• _Extracted material_:
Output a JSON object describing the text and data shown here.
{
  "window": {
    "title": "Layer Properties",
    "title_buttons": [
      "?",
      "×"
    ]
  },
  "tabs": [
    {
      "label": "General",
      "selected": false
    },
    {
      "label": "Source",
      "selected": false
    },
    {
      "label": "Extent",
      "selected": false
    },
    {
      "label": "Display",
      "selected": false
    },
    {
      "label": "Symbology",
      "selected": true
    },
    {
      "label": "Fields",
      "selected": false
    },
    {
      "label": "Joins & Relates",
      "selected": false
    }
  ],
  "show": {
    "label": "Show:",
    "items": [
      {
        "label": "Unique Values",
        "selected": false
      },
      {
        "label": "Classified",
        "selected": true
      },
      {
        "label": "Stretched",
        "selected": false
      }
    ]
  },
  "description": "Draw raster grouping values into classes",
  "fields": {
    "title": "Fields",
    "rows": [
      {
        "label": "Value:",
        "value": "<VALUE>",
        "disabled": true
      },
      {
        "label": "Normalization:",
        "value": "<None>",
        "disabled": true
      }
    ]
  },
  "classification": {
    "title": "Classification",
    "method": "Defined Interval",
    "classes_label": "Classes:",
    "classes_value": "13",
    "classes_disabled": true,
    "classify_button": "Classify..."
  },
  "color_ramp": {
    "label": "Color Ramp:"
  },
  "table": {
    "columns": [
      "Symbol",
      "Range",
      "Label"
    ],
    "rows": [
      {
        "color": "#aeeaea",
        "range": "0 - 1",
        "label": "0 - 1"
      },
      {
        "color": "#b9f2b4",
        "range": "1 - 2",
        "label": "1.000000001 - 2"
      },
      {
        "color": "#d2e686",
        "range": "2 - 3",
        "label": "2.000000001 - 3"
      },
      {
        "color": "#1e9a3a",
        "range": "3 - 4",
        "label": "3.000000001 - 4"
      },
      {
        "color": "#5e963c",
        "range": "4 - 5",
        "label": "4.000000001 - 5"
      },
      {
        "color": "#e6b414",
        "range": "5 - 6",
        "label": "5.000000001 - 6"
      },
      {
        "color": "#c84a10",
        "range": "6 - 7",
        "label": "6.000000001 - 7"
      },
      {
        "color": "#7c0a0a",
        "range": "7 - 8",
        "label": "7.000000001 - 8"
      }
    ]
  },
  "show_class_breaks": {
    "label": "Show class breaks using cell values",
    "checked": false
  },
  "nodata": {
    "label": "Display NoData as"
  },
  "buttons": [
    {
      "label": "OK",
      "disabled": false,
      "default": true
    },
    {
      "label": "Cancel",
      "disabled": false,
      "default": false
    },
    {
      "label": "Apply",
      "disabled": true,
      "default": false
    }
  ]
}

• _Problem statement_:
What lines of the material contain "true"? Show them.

• _Output below_:
      "selected": true
        "selected": true
        "disabled": true
        "disabled": true
    "classes_disabled": true,
      "default": true
      "disabled": true,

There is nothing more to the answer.